To the editors:
Congratulations on the Summer 2006 issue of the Notebook focusing on arts and arts education in Philadelphia’s public schools. The issue provided a wealth of information on a topic that receives too little analysis – despite the widely-held concern that our schools, by reducing arts programming, are depriving students of critical links to self-knowledge, self-expression, and communication with the world around them.
Yet I was disappointed to see that the topic of dance as a medium for arts education received only passing mention. There were many possible avenues for giving your readers a sense of the goldmine that dance education offers to schools and students.
You might have reported on some of the exemplary – although far too few – dance education programs in the Philadelphia schools, programs like the longstanding dance curriculum initiated by master teacher Faye Snow at the Franklin Learning Center, and the Philadelphia Folklore Project’s school-based residencies led by master artists in African, Afro-Caribbean, Chinese and Cambodian dance. Or you might have explored the modest but growing body of research showing positive correlations between high-quality, standards-driven dance education and learning outcomes such as improved critical and creative thinking skills, greater ability to think fluidly and abstractly, improved student engagement and behavior, and richer and more diverse powers of expression. Or you might have identified stars of the dance world who began their artistic journey in the Philadelphia public schools (for example, the late Gary DeLoach, who gave up high school football to pursue dance at Franklin Learning Center and later became a principal dancer in the Alvin Ailey Company). Brief mention of difficulties attracting certified dance teachers (who must be certified in vocational education) might have been expanded.

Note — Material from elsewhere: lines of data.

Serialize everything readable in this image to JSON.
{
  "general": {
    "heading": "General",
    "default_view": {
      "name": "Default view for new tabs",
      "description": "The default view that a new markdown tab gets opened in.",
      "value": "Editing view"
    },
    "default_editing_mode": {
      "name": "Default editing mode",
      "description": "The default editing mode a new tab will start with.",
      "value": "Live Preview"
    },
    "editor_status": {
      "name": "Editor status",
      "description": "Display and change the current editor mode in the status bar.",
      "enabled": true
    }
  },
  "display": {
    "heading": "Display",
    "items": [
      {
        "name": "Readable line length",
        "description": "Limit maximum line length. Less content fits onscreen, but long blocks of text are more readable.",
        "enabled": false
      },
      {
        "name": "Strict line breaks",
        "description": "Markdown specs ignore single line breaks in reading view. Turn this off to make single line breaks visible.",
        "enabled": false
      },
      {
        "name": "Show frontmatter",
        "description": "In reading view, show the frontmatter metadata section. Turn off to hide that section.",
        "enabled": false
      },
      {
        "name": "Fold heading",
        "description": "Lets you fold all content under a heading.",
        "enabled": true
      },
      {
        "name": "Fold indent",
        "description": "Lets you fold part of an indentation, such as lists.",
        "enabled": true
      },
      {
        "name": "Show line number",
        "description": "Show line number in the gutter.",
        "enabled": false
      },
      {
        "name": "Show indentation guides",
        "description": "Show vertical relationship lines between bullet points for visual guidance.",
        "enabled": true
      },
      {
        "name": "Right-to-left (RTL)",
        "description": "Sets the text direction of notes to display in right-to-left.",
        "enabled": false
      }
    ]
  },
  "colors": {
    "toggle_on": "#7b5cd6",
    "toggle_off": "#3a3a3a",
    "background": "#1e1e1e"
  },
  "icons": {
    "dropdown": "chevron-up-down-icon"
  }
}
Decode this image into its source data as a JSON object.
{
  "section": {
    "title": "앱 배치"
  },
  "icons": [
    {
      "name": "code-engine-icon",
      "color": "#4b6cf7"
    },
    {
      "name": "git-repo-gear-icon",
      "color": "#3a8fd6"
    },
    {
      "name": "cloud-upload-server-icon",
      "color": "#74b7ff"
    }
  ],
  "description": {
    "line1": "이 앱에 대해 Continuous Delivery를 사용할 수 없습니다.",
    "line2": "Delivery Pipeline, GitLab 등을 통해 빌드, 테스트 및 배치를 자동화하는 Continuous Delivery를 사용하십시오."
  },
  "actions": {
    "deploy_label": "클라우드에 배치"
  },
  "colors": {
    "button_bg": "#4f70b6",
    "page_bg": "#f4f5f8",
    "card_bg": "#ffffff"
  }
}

My experience (as a performing and teaching artist, choreographer, former District administrator, and long-time participant in local arts and education initiatives) convinces me that dance education offers rich, often unique approaches to teaching young people to understand the elements and uses of culture, to develop capacities for teamwork, constructive social interaction and leadership, and to participate and rejoice in the power and sheer beauty of artistic invention.
I hope that the Summer 2006 issue of the Notebook will help raise the volume and rigor of discussion of the role of the arts in effective teaching and learning, especially as hearings on reauthorization of No Child Left Behind commence. I also hope parents, students, and educators grow in their appreciation of the tremendous value that dance education offers.
The writer lives in the Francisville area of Philadelphia, is a professional tap dancer and choreographer, and is a graduate of the Philadelphia public schools.